### Work task
Your task is to reproduce, exactly and only, the lines running from the line containing "Read all visible content and emit it as JSON." to the end of the data below, both included.

### Given data

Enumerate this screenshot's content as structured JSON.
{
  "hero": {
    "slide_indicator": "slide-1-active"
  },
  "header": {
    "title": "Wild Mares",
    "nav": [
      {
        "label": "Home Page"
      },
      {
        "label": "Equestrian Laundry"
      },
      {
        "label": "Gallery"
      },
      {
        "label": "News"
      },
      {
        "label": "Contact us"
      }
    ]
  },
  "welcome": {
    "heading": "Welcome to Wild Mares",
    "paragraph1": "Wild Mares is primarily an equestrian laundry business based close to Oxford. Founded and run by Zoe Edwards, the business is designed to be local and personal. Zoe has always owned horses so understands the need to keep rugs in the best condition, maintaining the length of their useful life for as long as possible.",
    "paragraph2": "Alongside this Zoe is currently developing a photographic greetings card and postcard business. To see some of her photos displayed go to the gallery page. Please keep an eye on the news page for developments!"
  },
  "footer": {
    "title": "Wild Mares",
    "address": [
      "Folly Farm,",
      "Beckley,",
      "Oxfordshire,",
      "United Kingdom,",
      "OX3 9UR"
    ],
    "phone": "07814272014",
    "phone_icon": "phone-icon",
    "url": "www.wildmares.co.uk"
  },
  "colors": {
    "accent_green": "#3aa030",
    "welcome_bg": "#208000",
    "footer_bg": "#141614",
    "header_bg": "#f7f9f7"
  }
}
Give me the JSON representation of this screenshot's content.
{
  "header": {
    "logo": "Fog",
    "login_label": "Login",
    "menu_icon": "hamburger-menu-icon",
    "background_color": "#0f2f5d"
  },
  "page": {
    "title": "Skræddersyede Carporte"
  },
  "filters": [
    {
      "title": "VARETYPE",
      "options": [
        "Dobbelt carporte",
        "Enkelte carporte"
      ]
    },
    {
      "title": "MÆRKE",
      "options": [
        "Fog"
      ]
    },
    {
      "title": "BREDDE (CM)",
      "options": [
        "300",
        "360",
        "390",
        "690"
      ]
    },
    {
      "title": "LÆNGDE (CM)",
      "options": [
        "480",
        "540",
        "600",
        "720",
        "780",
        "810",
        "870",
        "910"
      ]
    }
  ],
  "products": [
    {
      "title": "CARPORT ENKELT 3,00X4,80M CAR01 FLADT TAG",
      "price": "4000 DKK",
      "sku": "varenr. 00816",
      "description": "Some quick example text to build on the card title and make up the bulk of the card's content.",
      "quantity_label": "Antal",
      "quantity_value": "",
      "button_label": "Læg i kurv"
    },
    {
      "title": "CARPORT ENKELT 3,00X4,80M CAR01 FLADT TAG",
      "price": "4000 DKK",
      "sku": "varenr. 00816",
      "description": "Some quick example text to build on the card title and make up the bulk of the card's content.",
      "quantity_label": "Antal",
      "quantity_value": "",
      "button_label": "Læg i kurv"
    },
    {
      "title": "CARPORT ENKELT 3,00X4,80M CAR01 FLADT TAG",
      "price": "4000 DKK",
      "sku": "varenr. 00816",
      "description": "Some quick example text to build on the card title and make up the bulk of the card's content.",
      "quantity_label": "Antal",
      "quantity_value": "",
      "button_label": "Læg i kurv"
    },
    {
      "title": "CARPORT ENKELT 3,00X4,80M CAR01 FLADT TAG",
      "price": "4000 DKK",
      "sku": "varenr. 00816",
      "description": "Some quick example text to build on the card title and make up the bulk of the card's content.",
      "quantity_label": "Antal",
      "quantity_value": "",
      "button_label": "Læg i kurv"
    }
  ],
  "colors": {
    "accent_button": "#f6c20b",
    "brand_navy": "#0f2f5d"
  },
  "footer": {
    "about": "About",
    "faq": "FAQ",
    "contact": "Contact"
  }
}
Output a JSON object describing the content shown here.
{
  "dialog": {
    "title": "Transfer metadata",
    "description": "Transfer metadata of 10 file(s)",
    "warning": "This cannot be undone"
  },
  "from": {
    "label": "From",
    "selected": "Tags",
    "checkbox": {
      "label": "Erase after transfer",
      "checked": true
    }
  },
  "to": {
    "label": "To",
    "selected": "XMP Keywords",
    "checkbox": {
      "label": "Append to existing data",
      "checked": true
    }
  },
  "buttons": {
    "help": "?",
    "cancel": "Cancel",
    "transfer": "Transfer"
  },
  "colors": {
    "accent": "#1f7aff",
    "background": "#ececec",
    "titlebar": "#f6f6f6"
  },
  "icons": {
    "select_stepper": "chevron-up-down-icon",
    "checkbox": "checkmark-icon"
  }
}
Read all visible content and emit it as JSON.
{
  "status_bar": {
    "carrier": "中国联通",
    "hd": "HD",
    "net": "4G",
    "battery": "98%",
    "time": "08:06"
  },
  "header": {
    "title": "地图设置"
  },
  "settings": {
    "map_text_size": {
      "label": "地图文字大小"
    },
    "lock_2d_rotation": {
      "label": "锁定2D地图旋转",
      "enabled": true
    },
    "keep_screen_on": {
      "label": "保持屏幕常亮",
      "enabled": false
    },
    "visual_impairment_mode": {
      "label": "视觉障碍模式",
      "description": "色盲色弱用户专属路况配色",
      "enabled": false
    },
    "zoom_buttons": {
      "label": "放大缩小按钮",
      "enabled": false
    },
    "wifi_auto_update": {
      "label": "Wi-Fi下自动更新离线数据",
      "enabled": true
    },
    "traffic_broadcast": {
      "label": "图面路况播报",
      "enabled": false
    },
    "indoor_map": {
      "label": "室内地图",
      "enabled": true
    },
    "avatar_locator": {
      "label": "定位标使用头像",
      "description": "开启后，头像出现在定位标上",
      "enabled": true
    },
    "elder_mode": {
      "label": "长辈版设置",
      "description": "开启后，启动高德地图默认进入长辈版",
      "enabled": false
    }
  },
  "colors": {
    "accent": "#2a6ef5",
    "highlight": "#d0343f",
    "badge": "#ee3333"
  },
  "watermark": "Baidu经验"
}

### Completed task
Read all visible content and emit it as JSON.
{
  "status_bar": {
    "carrier": "中国联通",
    "hd": "HD",
    "net": "4G",
    "battery": "98%",
    "time": "08:06"
  },
  "header": {
    "title": "地图设置"
  },
  "settings": {
    "map_text_size": {
      "label": "地图文字大小"
    },
    "lock_2d_rotation": {
      "label": "锁定2D地图旋转",
      "enabled": true
    },
    "keep_screen_on": {
      "label": "保持屏幕常亮",
      "enabled": false
    },
    "visual_impairment_mode": {
      "label": "视觉障碍模式",
      "description": "色盲色弱用户专属路况配色",
      "enabled": false
    },
    "zoom_buttons": {
      "label": "放大缩小按钮",
      "enabled": false
    },
    "wifi_auto_update": {
      "label": "Wi-Fi下自动更新离线数据",
      "enabled": true
    },
    "traffic_broadcast": {
      "label": "图面路况播报",
      "enabled": false
    },
    "indoor_map": {
      "label": "室内地图",
      "enabled": true
    },
    "avatar_locator": {
      "label": "定位标使用头像",
      "description": "开启后，头像出现在定位标上",
      "enabled": true
    },
    "elder_mode": {
      "label": "长辈版设置",
      "description": "开启后，启动高德地图默认进入长辈版",
      "enabled": false
    }
  },
  "colors": {
    "accent": "#2a6ef5",
    "highlight": "#d0343f",
    "badge": "#ee3333"
  },
  "watermark": "Baidu经验"
}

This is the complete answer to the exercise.